The big dogs are Cain (24.5 percent), Paul (20.4 percent, and Romney (16 percent). Everyone else is in single digits, below “Can’t Decide” at 8.1 percent. Religiously, likely GOP caucus-goers are divided into Catholics (16 percent), Born Again Protestants (47.5 percent), Protestants who don’t say they’re Born Again (20.9 percent); and Seculars–those pesky “Nones” (11 percent). So who among the top three do these several groups disproportionately favor or not?
What jumps out is Paul’s overwhelming strength among the Seculars, even as he holds his own among the Born Agains, who we are entitled to treat as evangelicals. His problem lies with…let’s call them the Mainline Protestants, who are disproportionately more inclined to Romney (and to indecision). But if the GOP had as many Nones as the Democrats (twice as many), Paul would be out in front. It’s curious that Paul polls relatively weakly in the Tea Party (14 percent), which tends to be regarded as an evangelical-libertarian (secular?) alliance.

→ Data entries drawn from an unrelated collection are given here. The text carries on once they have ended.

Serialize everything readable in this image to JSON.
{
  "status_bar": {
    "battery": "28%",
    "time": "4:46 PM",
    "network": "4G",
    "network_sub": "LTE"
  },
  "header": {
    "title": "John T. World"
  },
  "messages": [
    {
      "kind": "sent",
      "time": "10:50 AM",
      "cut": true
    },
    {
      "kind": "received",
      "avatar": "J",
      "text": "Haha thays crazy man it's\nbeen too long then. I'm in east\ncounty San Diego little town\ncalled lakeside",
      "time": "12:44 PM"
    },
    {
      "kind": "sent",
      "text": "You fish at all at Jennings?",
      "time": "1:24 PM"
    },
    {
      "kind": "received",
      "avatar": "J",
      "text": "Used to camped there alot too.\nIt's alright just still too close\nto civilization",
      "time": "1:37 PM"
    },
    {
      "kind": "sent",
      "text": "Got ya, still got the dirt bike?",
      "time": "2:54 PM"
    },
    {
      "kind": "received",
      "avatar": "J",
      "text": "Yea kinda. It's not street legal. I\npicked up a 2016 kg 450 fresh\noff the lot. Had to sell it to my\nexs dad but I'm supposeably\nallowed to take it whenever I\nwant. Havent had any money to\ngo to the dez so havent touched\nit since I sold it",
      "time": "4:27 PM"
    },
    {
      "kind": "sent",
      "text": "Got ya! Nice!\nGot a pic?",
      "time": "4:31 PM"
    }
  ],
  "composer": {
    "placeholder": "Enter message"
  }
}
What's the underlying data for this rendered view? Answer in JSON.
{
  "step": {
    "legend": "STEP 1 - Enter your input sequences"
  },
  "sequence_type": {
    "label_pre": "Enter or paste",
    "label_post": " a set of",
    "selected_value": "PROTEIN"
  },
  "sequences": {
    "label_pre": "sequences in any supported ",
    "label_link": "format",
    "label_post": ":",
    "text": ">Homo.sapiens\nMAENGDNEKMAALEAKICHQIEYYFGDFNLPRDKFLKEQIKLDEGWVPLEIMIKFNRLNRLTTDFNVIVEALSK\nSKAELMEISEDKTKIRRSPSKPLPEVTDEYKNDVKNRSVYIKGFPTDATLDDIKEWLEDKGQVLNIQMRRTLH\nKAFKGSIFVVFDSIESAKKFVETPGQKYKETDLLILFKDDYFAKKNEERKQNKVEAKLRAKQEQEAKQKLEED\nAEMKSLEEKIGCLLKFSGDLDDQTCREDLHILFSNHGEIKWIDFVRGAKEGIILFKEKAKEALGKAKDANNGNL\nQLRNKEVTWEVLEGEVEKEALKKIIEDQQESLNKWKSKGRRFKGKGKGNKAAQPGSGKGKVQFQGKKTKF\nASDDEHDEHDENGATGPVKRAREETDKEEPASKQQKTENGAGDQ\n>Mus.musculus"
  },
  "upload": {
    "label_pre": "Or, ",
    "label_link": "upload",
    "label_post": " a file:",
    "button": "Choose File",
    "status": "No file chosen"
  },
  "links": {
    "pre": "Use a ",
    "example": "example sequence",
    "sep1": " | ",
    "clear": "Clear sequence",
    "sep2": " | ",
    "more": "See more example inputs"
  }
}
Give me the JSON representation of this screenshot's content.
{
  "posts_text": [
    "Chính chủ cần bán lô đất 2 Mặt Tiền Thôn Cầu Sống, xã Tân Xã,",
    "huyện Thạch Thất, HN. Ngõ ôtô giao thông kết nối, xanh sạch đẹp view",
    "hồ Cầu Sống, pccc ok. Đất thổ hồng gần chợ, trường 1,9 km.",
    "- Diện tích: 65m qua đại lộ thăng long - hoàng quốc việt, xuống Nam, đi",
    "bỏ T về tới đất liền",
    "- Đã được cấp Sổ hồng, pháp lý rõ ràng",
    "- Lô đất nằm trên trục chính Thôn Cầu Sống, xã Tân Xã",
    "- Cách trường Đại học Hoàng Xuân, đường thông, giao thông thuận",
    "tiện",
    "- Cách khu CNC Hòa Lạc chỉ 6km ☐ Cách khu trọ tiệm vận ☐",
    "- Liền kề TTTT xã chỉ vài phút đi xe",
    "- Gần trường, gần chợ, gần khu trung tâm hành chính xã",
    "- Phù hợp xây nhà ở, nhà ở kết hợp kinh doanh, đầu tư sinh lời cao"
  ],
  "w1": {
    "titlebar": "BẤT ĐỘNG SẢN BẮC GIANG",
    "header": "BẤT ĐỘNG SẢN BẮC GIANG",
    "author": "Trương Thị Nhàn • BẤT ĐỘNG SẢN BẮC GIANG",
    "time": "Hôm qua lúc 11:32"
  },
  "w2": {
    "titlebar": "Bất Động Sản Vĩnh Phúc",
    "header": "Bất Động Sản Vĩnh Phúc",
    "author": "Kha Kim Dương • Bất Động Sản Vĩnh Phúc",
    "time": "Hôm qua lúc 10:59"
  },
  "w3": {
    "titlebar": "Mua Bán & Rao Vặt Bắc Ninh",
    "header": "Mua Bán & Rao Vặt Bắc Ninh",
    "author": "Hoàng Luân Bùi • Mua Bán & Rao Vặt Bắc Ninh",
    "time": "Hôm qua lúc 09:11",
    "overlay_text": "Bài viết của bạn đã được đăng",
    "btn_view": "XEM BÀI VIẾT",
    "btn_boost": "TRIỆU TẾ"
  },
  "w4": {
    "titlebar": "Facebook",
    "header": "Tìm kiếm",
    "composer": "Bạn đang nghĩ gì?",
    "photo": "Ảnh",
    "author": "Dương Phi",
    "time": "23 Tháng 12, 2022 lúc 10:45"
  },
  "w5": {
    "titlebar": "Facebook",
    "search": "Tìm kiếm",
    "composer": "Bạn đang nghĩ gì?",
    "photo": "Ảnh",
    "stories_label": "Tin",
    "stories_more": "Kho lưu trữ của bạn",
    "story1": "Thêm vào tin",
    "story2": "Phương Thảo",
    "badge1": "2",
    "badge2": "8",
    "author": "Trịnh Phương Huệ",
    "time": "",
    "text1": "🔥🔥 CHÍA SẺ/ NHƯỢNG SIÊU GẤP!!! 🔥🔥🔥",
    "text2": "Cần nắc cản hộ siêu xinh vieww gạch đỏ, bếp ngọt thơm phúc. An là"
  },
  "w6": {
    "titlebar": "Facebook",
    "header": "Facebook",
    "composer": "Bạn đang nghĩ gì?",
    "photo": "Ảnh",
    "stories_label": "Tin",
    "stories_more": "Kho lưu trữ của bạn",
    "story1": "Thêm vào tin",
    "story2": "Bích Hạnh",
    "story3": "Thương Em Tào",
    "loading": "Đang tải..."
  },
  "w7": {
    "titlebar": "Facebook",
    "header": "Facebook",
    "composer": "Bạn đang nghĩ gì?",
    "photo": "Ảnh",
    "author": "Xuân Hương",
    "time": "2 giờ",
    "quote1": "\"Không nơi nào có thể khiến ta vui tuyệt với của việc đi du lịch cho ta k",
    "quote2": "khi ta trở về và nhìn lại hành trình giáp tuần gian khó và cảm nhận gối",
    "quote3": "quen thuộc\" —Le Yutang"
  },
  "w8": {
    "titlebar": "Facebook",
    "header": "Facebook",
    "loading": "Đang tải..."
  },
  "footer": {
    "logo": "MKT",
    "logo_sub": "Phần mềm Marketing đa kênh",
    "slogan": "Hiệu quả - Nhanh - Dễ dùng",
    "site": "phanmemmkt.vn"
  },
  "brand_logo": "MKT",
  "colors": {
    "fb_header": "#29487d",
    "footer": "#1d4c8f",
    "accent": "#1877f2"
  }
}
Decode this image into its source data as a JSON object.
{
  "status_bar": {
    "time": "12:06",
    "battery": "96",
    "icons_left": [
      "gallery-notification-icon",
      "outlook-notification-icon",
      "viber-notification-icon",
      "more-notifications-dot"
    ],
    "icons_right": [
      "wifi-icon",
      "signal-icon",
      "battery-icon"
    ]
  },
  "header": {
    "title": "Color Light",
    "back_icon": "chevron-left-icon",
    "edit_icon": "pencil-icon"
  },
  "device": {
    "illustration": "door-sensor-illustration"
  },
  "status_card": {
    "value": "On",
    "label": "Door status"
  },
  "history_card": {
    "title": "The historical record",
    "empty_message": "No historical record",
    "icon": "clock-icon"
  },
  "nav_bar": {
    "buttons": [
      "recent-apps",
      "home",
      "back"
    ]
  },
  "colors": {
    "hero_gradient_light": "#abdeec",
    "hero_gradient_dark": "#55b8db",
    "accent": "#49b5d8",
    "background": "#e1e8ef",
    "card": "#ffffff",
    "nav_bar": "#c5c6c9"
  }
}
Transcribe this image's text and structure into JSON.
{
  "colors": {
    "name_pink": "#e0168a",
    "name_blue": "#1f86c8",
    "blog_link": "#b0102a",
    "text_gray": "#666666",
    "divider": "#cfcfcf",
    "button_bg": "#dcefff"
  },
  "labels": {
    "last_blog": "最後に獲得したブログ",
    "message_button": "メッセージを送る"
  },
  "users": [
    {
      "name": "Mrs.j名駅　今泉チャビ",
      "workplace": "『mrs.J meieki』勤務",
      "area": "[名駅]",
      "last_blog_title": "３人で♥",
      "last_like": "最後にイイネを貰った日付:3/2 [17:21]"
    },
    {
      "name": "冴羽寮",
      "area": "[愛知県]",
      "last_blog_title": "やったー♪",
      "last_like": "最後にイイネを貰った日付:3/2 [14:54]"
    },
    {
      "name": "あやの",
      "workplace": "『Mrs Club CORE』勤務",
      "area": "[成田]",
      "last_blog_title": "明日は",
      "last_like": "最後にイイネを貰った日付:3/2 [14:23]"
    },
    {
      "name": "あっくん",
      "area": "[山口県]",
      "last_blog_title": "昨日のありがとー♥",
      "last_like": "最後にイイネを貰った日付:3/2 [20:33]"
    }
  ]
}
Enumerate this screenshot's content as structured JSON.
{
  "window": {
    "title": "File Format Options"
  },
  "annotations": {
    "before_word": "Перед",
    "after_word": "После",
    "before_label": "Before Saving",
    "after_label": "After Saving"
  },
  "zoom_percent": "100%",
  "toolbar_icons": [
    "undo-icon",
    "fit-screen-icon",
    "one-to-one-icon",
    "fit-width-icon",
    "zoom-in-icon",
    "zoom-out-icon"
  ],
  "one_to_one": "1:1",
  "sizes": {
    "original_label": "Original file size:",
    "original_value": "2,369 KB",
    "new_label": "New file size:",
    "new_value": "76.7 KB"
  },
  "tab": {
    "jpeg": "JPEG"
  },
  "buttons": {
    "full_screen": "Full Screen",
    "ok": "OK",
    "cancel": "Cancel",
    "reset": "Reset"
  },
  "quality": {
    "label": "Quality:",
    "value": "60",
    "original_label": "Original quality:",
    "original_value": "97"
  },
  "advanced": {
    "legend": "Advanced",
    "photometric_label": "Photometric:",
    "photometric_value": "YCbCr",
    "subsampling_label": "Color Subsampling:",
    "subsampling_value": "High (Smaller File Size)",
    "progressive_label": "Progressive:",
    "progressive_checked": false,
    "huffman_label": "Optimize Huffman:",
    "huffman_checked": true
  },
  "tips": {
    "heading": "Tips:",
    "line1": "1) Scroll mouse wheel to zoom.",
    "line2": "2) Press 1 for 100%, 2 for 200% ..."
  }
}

Maybe, in Iowa, Tea Partiers are mostly core Republicans, currently drawn disproportionately (31.4 percent) to Cain…but for how long? The same could be asked of Catholics, who are drawn to Cain in even greater numbers. Meanwhile, Romney is unsurprisingly weak with the Born Agains, but significantly weaker with the Seculars. That makes me want to see some national numbers on Secular antipathy to the prospect of a Mormon in the White House.
Turning to the bottom tier, Perry picks up a good chunk of his Born Again co-religionists, and Iowa Catholics seem to be aware that Gingrich is now one of them. Bachmann can’t sign up a Catholic to save her life, but is the solid second choice of the Seculars. The latter are disproportionately young and male, so maybe that accounts for it. Bachmann polls a lot better among Iowa men than women, so maybe that explains it.
Update: A new Rasmussen poll of likely Iowa Republican caucus goers has Gingrich rocketing to the front with 32 percent, followed by Romney (19 percent), Cain (13 percent), and Paul (10 percent). The only constant in the Iowa caucus world these days is that 15-20 percent of Republicans prefer Mitt Romney, never more or less. Otherwise, it’s all a whirl of volatility,
Saturday update: NYT’s Trip Gabriel reports that Paul has lined up Iowa’s home schoolers–the major caucus constituency that powered Mike Huckabee to victory four years ago.